BRIEF: If an entry contains a picture, leave the picture out and reproduce everything else in the records below exactly.

PROVIDED RECORDS:

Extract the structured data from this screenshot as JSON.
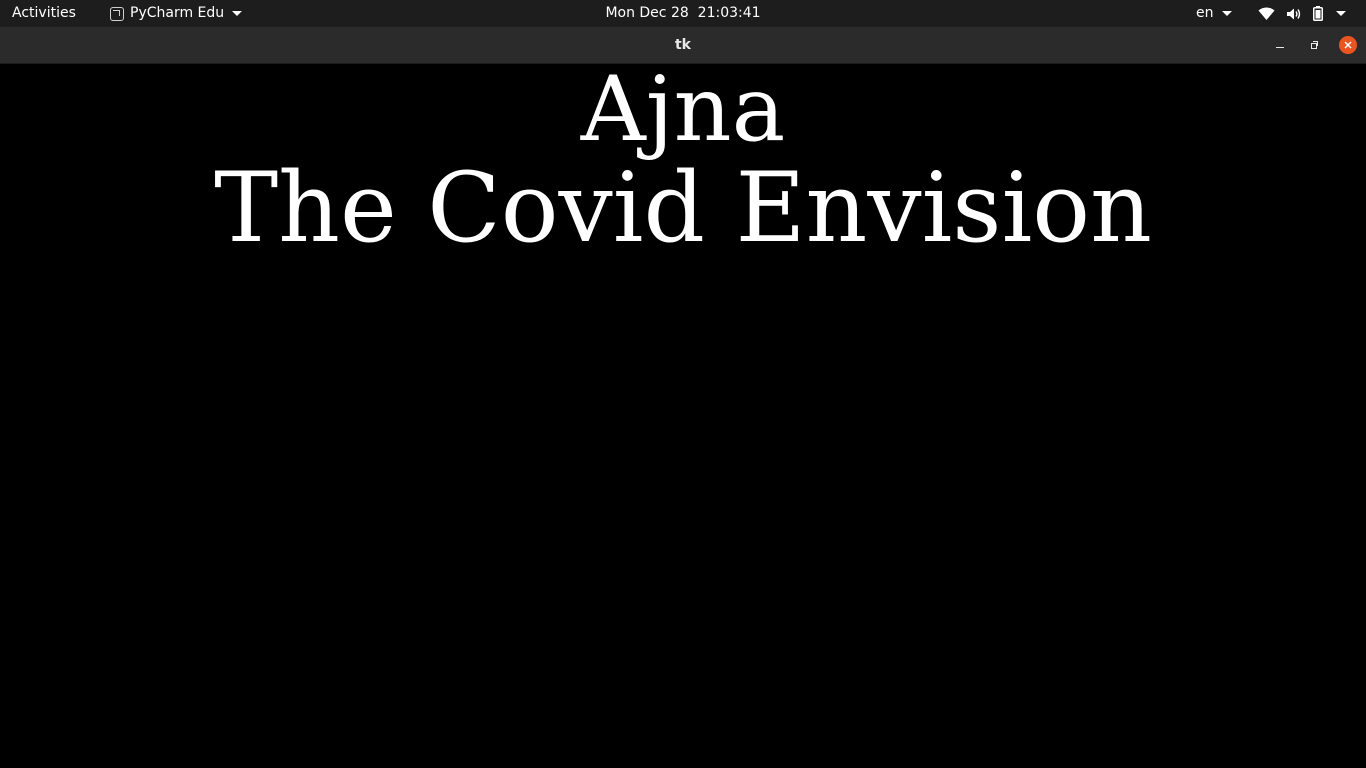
{
  "topbar": {
    "activities_label": "Activities",
    "app_menu_label": "PyCharm Edu",
    "app_icon": "pycharm-icon",
    "clock": "Mon Dec 28  21:03:41",
    "language": "en",
    "status_icons": [
      "wifi-icon",
      "volume-icon",
      "battery-icon",
      "system-menu-caret-icon"
    ]
  },
  "window": {
    "title": "tk",
    "controls": [
      "minimize-icon",
      "maximize-icon",
      "close-icon"
    ],
    "close_button_color": "#e95420"
  },
  "content": {
    "background": "#000000",
    "text_color": "#ffffff",
    "line1": "Ajna",
    "line2": "The Covid Envision"
  }
}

SOLVED PROBLEM:
Extract the structured data from this screenshot as JSON.
{
  "topbar": {
    "activities_label": "Activities",
    "app_menu_label": "PyCharm Edu",
    "app_icon": "pycharm-icon",
    "clock": "Mon Dec 28  21:03:41",
    "language": "en",
    "status_icons": [
      "wifi-icon",
      "volume-icon",
      "battery-icon",
      "system-menu-caret-icon"
    ]
  },
  "window": {
    "title": "tk",
    "controls": [
      "minimize-icon",
      "maximize-icon",
      "close-icon"
    ],
    "close_button_color": "#e95420"
  },
  "content": {
    "background": "#000000",
    "text_color": "#ffffff",
    "line1": "Ajna",
    "line2": "The Covid Envision"
  }
}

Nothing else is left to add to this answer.